Records excerpted from a collection:
....................

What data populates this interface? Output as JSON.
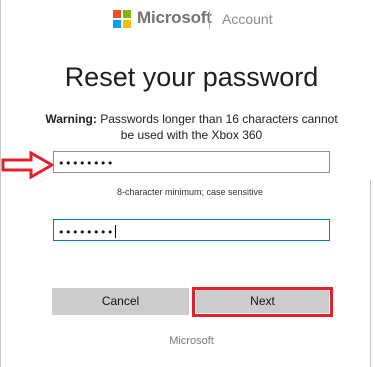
{
  "header": {
    "brand": "Microsoft",
    "section": "Account",
    "logo_colors": [
      "#f25022",
      "#7fba00",
      "#00a4ef",
      "#ffb900"
    ]
  },
  "page": {
    "title": "Reset your password",
    "warning_label": "Warning:",
    "warning_text": " Passwords longer than 16 characters cannot be used with the Xbox 360"
  },
  "form": {
    "new_password_value": "••••••••",
    "hint": "8-character minimum; case sensitive",
    "confirm_password_value": "••••••••"
  },
  "buttons": {
    "cancel_label": "Cancel",
    "next_label": "Next"
  },
  "footer": {
    "text": "Microsoft"
  },
  "annotations": {
    "arrow_color": "#e2212c",
    "highlight_color": "#e2212c"
  }
}
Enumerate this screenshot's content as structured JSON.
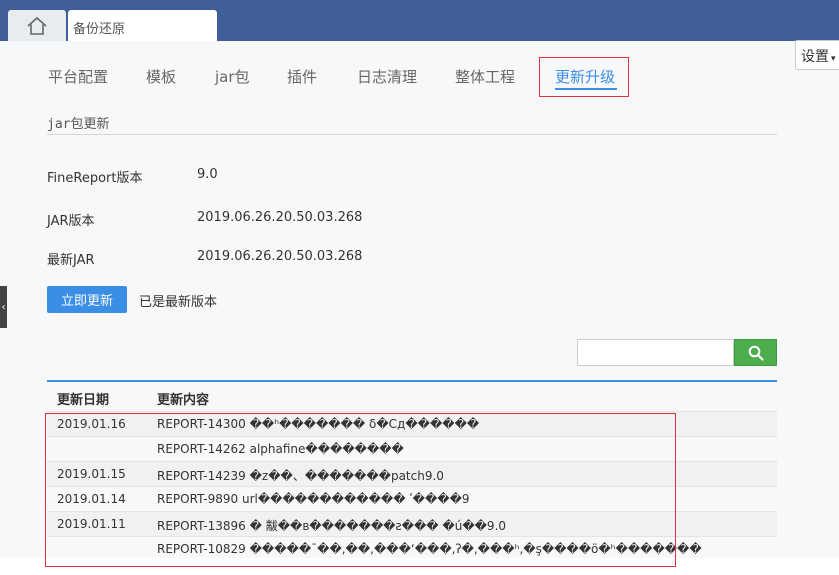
{
  "topbar": {
    "tab_title": "备份还原"
  },
  "settings": {
    "label": "设置",
    "caret": "▾"
  },
  "nav": {
    "items": [
      {
        "label": "平台配置"
      },
      {
        "label": "模板"
      },
      {
        "label": "jar包"
      },
      {
        "label": "插件"
      },
      {
        "label": "日志清理"
      },
      {
        "label": "整体工程"
      },
      {
        "label": "更新升级"
      }
    ]
  },
  "section": {
    "title": "jar包更新"
  },
  "info": {
    "version_label": "FineReport版本",
    "version_value": "9.0",
    "jar_label": "JAR版本",
    "jar_value": "2019.06.26.20.50.03.268",
    "latest_label": "最新JAR",
    "latest_value": "2019.06.26.20.50.03.268"
  },
  "actions": {
    "update_button": "立即更新",
    "status": "已是最新版本"
  },
  "search": {
    "value": "",
    "placeholder": ""
  },
  "table": {
    "headers": {
      "date": "更新日期",
      "content": "更新内容"
    },
    "rows": [
      {
        "date": "2019.01.16",
        "content": "REPORT-14300 ��ʰ�������   δ�Сд������"
      },
      {
        "date": "",
        "content": "REPORT-14262 alphafine��������"
      },
      {
        "date": "2019.01.15",
        "content": "REPORT-14239 �z��、�������patch9.0"
      },
      {
        "date": "2019.01.14",
        "content": "REPORT-9890 url������������ ʹ����9"
      },
      {
        "date": "2019.01.11",
        "content": "REPORT-13896 �   黻��ʙ�������ƨ��� �ú��9.0"
      },
      {
        "date": "",
        "content": "REPORT-10829 �����ˉ��,��,���ʻ���,ʔ�,���ʰ,�ş����ö�ʰ�������"
      }
    ]
  },
  "colors": {
    "accent": "#3a8ee6",
    "highlight": "#e0323c",
    "topbar": "#3f5e9a",
    "search_button": "#4cae4c"
  }
}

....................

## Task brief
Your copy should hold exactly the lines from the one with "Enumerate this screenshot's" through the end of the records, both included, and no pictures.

## Answer below
Enumerate this screenshot's content as structured JSON.
{
  "topbar": {
    "tab_title": "备份还原"
  },
  "settings": {
    "label": "设置",
    "caret": "▾"
  },
  "nav": {
    "items": [
      {
        "label": "平台配置"
      },
      {
        "label": "模板"
      },
      {
        "label": "jar包"
      },
      {
        "label": "插件"
      },
      {
        "label": "日志清理"
      },
      {
        "label": "整体工程"
      },
      {
        "label": "更新升级"
      }
    ]
  },
  "section": {
    "title": "jar包更新"
  },
  "info": {
    "version_label": "FineReport版本",
    "version_value": "9.0",
    "jar_label": "JAR版本",
    "jar_value": "2019.06.26.20.50.03.268",
    "latest_label": "最新JAR",
    "latest_value": "2019.06.26.20.50.03.268"
  },
  "actions": {
    "update_button": "立即更新",
    "status": "已是最新版本"
  },
  "search": {
    "value": "",
    "placeholder": ""
  },
  "table": {
    "headers": {
      "date": "更新日期",
      "content": "更新内容"
    },
    "rows": [
      {
        "date": "2019.01.16",
        "content": "REPORT-14300 ��ʰ�������   δ�Сд������"
      },
      {
        "date": "",
        "content": "REPORT-14262 alphafine��������"
      },
      {
        "date": "2019.01.15",
        "content": "REPORT-14239 �z��、�������patch9.0"
      },
      {
        "date": "2019.01.14",
        "content": "REPORT-9890 url������������ ʹ����9"
      },
      {
        "date": "2019.01.11",
        "content": "REPORT-13896 �   黻��ʙ�������ƨ��� �ú��9.0"
      },
      {
        "date": "",
        "content": "REPORT-10829 �����ˉ��,��,���ʻ���,ʔ�,���ʰ,�ş����ö�ʰ�������"
      }
    ]
  },
  "colors": {
    "accent": "#3a8ee6",
    "highlight": "#e0323c",
    "topbar": "#3f5e9a",
    "search_button": "#4cae4c"
  }
}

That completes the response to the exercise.